“We’re just loading trucks up for salt for the, like I said, we still got trucks out plowing today on a normal full day shift,” said Craig Smith, concrete coordinator for Sandy Public Works.
Wearing many hats, Smith has also driven a snow plow at night for the city for the past four or five years.
“We generally run about 150 miles somewhere in that ballpark,” he said. “We’ve definitely had some 60, 70 hour weeks, some 80 hour weeks.”
Paul Browning, the assistant public works director for the city, says drivers he has spoken with say they’ve had overtime in every paycheck since November.
While Browning appreciates the efforts, it has had an impact on what the city budgets for overtime.
“Our overtime budget, we’re right now, we’re pushing about $70,000 over a budget on that,” he shared.
Snow plow drivers are responsible for 322 lane miles.
“We normally plow about anywhere from 30-40,000 miles in a year,” Browning explained. “Right now, not counting yesterday or today’s storm, we are at 65,000 miles.”
The added work to treat and keep the streets clear has also had an impact the supply budget for items like salt. In an average year, Sandy budgets $150,000 for salt, using about 450-500 tons of it during a typical storm.
“This year, we’re pushing $250,000 over budget on salt,” said Browning.
Sandy Mayor Monica Zoltanski added that the budget doesn’t include the tires on plow vehicles, the plow blades, and the teeth that go on the blades. She and her finance staff are looking at every contingency fund they can tap into to cover the shortfall.
“Every department has contingency funds, so public works, public utilities, administration, non-departmental and so all of those are available to us and year to year, we don’t spend everything down to the dime,” said the mayor. “We have plenty in reserve this year, we’re not in financial distress by any means.”

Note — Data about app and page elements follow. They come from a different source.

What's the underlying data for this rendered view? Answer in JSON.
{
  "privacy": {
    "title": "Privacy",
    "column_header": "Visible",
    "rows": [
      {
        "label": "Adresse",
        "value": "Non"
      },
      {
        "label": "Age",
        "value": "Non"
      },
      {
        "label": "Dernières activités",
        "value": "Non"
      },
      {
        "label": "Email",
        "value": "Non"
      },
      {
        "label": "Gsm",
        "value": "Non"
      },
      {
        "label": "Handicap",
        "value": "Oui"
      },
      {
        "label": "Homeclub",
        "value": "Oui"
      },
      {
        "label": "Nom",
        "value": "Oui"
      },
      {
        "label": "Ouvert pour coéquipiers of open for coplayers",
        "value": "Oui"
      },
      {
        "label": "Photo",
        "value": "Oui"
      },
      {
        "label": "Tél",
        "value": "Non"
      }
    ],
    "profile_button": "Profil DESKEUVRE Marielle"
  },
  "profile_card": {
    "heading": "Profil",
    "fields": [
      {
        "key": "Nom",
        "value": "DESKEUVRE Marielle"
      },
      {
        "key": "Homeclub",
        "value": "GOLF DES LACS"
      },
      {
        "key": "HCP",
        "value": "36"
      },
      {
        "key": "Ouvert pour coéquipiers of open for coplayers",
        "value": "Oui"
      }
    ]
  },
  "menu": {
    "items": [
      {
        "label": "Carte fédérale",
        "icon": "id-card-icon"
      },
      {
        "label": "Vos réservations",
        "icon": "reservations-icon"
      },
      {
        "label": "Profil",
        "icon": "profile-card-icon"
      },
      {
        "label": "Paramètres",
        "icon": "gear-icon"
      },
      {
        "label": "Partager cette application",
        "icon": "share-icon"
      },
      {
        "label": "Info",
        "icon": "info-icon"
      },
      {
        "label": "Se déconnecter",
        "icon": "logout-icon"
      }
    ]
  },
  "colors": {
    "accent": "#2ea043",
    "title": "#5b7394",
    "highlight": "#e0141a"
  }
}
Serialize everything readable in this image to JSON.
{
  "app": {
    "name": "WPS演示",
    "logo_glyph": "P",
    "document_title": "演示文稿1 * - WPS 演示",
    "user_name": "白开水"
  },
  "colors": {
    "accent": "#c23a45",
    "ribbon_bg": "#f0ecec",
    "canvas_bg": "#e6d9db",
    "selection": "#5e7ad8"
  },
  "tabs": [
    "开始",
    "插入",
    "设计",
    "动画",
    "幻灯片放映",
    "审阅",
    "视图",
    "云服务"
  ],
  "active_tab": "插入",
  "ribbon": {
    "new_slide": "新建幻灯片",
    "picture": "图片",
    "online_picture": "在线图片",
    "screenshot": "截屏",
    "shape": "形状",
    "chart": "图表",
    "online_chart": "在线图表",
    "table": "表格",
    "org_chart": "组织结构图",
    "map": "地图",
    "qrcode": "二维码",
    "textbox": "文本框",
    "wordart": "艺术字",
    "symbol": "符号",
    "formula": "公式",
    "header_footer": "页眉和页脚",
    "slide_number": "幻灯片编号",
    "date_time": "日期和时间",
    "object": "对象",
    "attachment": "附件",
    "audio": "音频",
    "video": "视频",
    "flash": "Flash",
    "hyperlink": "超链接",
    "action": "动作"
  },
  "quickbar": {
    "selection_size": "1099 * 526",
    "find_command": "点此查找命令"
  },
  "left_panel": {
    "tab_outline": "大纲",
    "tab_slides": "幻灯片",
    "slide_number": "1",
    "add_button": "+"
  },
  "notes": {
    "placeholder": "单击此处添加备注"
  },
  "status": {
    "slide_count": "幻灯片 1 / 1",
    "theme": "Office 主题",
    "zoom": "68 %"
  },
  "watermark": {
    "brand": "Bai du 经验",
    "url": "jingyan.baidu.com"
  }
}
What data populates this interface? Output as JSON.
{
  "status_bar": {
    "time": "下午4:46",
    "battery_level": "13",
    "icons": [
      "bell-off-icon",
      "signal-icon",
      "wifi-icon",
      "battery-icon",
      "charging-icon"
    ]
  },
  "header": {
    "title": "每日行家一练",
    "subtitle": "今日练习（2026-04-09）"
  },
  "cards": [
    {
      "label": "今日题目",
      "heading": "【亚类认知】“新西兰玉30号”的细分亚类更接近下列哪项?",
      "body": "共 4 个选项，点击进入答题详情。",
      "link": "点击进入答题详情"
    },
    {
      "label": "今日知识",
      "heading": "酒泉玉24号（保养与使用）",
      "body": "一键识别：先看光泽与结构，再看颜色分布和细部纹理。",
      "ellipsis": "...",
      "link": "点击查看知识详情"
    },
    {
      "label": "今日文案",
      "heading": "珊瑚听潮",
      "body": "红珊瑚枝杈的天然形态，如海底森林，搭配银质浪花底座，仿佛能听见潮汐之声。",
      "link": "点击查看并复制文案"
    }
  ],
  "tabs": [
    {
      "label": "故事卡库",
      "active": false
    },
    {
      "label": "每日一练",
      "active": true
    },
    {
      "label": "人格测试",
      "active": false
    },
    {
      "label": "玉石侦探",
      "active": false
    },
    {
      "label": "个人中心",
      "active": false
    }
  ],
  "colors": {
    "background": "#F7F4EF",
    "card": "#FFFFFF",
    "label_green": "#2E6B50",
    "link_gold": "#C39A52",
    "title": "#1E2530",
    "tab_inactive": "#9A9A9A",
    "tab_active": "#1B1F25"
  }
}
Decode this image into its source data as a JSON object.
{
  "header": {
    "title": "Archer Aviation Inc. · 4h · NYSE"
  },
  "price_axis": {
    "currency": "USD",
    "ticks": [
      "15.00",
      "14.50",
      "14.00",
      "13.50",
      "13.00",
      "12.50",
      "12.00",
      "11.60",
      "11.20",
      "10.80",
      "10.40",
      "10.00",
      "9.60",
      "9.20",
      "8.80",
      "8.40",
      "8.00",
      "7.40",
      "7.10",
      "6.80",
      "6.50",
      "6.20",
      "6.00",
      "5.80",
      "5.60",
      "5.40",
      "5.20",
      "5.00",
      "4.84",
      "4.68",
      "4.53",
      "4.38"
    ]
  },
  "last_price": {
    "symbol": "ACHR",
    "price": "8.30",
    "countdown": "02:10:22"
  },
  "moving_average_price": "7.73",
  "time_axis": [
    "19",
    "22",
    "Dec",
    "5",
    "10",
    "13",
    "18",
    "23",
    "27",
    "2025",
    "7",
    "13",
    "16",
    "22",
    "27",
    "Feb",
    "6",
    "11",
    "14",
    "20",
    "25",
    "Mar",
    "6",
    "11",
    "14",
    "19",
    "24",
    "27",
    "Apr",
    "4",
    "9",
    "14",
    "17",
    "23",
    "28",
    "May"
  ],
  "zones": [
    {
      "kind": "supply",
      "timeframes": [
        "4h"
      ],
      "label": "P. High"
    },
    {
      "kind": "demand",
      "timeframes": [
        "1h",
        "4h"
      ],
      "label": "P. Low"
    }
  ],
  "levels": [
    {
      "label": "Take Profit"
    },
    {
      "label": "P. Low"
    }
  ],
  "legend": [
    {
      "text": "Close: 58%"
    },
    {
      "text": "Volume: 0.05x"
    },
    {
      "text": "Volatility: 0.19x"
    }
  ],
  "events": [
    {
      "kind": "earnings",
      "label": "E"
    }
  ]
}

However, Zoltanski says that pulling from those contingency funds will diminish what they have available to do their capital projects next year. She also says by this time of year, the city would normally have potholes filled and they’d be moving on to their bulk waste program. It’s something the mayor shared they haven’t really begun in earnest, because they can’t get ahead of the weather.
As the snow continued to come down in Sandy on Tuesday, snow plow drivers like Smith say it’s business as usual.
“We can’t be everywhere at once but, you know, we are out there doing what we can to keep the roads open,” he said.
As for what kind of impact this season could have on taxpayers, Mayor Zoltanski says they are taking a careful look at the numbers before she ultimately presents her budget to the Sandy City Council at the beginning of May.